Trussville PD Chaplain discusses race relations and law enforcement challenges
‘Love your neighbor as yourself.” – Mark 12:31
By Erica Thomas, managing editor
TRUSSVILLE — Nationwide, there is a push to raise awareness of disparities African Americans may face when encountering law enforcement. Following the death of George Floyd in Minnesota, many protests have been held across the country. Black Lives Matter and human rights groups continue to fight for equality and put an end to racial profiling and police brutality.
Bearing a unique perspective is Pastor Michael Edwards, of The Celebration Church, located in Roebuck. Edwards serves as a chaplain for the Trussville Police Department. As an African American, he said he has recognized a need for change.
“Oftentimes, we are either profiled or looked at as a criminal,” Edwards explained. “If that’s the case, Officers must remember to protect and serve everyone, including criminals.”
In Trussville, Edwards believes the police department has it right. He has seen firsthand that officers in the city have a high level of respect for all citizens.
“Trussville Police Department, my hats off to them,” said Edwards. “As far as my personal experience, they do a phenomenal job. I think they are a great cast of officers that really take into consideration the ultimate job to protect and serve.”
In fact, over the past three years, the Trussville Police Department has had no official complaints of racial profiling.
“We do have a very mixed culture inside Trussville, so that speaks volumes to the training and the psychological level of the understanding of people,” Edwards said of the Trussville Police Department.
Community policing is a term many of us have heard over the past few years. The policing strategy focuses on the infusion of officers into neighborhoods and on the ground level. It has been shown to decrease crime and help solve crimes, according to the National Police Foundation. However, another positive side-effect of community policing is the improvement of public relations and understanding.
Edwards said that effort is evident in the city of Trussville.
“The Trussville Police Department knows the community it serves,” said Edwards. They are at the basketball and football games; they shop at stores and you’ll see them around the neighborhood. They come in their uniforms and they speak. They’re friendly.”
Edwards said he did a ride-along with a Trussville officer and witnessed for himself the officer handling a subject with grace and respect. Edwards said it was evident the woman was under the influence of a substance or was suffering from a mental condition. He recalled the officer being able to get a handle on the situation while exhibiting respect towards the woman. Edwards believes that is the kind of policing needed and said he thinks it is the key to the success of the Trussville Police Department.
Protecting and serving is what officers across the nation should focus on, according to Edwards. He believes if officers keep that goal at the forefront of their minds, they can make a difference.
“Then let the courts handle the judgment and sentencing,” said Edwards.

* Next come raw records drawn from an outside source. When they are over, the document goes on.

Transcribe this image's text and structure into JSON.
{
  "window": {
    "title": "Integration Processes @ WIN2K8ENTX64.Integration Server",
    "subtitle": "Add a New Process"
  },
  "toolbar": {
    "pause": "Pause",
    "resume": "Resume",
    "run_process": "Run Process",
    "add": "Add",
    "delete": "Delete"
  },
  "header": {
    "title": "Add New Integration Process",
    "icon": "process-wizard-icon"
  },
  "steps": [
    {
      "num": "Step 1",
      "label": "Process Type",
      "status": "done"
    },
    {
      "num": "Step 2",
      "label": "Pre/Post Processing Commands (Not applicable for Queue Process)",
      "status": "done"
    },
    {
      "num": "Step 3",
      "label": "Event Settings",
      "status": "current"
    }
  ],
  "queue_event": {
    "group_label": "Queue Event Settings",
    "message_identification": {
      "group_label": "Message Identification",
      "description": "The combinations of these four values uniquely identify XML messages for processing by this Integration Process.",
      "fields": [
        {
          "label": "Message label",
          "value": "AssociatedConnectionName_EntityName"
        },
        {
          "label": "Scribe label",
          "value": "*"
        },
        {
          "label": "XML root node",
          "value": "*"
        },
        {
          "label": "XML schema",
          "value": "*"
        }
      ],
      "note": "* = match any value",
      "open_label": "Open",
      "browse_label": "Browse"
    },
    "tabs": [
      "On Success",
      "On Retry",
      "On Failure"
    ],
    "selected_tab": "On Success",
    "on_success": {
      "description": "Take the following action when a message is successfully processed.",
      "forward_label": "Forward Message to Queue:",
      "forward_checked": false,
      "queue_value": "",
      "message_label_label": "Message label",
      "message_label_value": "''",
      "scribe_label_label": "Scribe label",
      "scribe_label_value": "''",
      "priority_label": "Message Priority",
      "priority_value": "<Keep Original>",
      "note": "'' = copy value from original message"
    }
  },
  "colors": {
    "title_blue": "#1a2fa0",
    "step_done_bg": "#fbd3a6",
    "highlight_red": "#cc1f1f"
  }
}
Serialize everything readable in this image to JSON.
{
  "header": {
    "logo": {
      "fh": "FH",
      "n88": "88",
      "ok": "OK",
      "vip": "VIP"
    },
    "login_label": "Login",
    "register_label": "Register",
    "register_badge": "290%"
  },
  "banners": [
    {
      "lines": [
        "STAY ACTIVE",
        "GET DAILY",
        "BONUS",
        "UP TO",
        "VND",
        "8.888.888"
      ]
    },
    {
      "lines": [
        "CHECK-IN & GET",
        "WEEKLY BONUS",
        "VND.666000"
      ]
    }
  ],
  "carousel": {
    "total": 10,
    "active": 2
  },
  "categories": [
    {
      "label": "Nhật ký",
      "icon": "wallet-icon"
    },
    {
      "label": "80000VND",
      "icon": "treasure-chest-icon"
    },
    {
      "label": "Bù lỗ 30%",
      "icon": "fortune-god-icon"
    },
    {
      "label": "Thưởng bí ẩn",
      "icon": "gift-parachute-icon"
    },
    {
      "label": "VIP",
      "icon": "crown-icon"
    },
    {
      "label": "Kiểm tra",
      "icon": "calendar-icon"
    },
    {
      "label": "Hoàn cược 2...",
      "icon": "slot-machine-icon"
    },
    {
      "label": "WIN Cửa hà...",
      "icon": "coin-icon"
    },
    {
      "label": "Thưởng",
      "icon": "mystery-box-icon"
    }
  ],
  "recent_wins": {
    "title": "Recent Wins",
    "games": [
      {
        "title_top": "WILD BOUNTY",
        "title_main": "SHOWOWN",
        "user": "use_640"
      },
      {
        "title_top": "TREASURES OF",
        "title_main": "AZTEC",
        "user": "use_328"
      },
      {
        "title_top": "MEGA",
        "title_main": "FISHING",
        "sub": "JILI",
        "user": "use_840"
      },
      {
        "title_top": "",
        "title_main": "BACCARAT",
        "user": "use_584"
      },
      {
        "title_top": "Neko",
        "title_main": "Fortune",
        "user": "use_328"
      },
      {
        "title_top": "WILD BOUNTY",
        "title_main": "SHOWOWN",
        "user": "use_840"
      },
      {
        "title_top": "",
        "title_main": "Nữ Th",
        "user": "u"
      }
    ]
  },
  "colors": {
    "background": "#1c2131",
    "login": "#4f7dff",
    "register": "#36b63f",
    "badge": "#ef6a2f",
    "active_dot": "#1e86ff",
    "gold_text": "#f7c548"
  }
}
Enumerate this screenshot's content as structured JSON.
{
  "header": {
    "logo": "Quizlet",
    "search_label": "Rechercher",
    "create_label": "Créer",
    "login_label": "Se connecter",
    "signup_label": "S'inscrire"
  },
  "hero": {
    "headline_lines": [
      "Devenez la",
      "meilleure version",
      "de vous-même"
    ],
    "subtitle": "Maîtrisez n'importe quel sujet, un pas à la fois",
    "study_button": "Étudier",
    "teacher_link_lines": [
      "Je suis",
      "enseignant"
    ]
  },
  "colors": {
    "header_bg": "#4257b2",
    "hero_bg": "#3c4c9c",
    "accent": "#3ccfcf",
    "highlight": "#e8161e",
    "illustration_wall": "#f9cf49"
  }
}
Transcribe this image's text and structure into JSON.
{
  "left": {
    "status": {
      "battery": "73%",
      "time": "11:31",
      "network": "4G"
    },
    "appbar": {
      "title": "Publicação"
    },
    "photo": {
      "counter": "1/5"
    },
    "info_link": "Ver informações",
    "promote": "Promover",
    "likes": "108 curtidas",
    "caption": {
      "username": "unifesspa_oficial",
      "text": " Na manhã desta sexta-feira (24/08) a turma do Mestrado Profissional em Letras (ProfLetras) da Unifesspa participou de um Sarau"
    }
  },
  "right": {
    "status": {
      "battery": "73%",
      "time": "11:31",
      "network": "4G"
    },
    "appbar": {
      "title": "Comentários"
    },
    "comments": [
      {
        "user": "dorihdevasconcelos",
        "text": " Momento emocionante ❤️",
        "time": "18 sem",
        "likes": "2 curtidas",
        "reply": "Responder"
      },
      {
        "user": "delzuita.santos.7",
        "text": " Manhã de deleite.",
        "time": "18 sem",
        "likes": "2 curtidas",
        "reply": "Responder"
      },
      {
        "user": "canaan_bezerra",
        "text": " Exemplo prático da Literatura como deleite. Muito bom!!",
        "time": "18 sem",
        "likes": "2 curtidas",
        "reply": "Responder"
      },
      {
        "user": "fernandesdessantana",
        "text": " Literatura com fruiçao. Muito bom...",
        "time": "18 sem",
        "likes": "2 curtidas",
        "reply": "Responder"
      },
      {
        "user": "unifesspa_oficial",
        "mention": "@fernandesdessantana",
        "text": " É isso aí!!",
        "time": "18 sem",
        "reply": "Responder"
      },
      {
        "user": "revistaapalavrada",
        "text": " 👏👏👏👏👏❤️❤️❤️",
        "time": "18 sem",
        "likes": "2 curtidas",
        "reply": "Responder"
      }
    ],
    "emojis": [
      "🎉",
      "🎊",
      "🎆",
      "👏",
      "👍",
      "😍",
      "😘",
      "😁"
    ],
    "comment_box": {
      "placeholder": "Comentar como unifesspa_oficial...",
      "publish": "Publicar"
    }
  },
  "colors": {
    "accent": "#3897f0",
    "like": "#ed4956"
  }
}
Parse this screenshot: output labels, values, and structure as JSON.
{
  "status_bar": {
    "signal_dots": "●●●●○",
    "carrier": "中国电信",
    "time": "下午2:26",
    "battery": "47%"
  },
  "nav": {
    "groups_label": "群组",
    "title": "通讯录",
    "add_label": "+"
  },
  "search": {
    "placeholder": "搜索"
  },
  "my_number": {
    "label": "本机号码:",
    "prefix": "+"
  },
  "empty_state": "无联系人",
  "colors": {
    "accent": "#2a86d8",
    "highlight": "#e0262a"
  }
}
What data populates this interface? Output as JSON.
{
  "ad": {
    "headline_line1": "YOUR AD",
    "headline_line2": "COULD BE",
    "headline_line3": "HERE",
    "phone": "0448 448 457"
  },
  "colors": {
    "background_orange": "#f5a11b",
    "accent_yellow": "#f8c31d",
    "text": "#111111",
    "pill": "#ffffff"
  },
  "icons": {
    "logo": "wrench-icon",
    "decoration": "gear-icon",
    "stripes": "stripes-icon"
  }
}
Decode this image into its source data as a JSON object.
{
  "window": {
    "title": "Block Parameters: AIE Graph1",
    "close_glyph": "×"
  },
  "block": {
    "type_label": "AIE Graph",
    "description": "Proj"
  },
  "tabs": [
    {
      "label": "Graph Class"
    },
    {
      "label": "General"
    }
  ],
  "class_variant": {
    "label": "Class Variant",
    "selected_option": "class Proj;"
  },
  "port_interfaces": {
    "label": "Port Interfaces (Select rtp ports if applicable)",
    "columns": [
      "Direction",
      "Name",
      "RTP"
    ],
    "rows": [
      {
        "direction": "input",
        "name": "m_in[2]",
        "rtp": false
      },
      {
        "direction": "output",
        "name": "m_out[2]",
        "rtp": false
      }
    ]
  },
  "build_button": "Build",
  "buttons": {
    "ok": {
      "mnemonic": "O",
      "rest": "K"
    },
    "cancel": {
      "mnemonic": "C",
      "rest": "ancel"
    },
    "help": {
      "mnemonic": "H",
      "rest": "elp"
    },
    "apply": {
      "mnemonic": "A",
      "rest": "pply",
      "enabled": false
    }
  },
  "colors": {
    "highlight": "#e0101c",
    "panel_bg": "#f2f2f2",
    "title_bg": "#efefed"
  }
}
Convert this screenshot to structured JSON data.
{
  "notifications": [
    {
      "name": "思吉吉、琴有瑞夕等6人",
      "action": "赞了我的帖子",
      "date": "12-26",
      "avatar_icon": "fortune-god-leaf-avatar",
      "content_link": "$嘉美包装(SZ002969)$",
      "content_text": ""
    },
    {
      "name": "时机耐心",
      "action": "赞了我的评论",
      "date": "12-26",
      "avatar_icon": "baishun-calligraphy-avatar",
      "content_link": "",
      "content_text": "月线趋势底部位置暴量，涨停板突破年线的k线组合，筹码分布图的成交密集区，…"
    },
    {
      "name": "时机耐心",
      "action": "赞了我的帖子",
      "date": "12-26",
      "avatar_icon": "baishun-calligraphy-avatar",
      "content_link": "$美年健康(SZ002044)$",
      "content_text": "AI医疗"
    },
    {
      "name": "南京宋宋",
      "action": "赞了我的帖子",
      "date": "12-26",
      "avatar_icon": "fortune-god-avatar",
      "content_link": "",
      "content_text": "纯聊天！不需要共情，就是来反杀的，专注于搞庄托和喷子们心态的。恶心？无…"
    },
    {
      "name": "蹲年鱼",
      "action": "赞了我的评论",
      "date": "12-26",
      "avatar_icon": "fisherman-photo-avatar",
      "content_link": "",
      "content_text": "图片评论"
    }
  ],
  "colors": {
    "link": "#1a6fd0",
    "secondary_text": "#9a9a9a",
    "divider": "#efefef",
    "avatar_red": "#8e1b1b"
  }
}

Accountability for law enforcement is important, according to Edwards. He believes that to achieve accountability, there need to be more policies in place to protect citizens. Edwards said there is a clear path to repairing some of the problems that exist.
“It can end when we hold people accountable,” he said. “We cannot change peoples’ viewpoints and thoughts but we can change actions or the amount of the actions that are happening by holding them accountable. To every action, there is a consequence.”
Edwards hopes the younger generation realizes the importance of voting to impact laws.
“Not just vote for a person, but vote for their policy,” he said. “Vote for their laws that they are pushing forward and holding people who are in authority accountable.”
While policy changes are needed, Edwards said he is thankful that many law enforcement agencies, including the Trussville Police Department, are wearing body cameras.
“Body cameras are very helpful,” he said. “And we have more people recording police interactions and that will keep officers accountable.”
When it comes to rioting, Edwards said each person wants to be heard. He believes that when anger and hurt are being exhibited by those who want change, it is likely a result of past experiences that have provided a negative connotation towards law enforcement.
“Just hearing the people out, engaging in conversation and finding out what can be done to make the situation better is the answer,” Edwards added. “And most of the time the police officer wants to do what the person wants to be done. We just have to have an understanding of each other and hear them.”
That understanding is also needed among community members, Edwards said. Having respect towards others, analyzing what they are saying and finding a common ground is important, even when differing opinions are in play.
“Handle each other with respect towards mankind,” Edwards said. “Be it white, black, green, purple, we all have to live here so we all should live here with respect for each other.”
For the younger generation, Edwards believes it is important to consider their actions and to take a moment and think about what they are doing before they act out in anger.
“Before you make decisions, make sure you are ready to face the consequences,” Edwards said. “I don’t want my son getting hurt, but I don’t want him to get run over either.”
As a faith leader, Pastor Edwards used Jesus’ death on the cross as an example of acceptance. Two criminals died beside Jesus.
“They asked if He would remember them when He got to His kingdom and He honored that,” Edwards explained. “If a criminal deserves a kingdom and God’s grace and God’s protection and God’s love, then who are we as children of God to not give that person the same level of love? Christ loves them just as much as He loves us. If we cannot get to that place, then we need to check ourselves and our hearts.”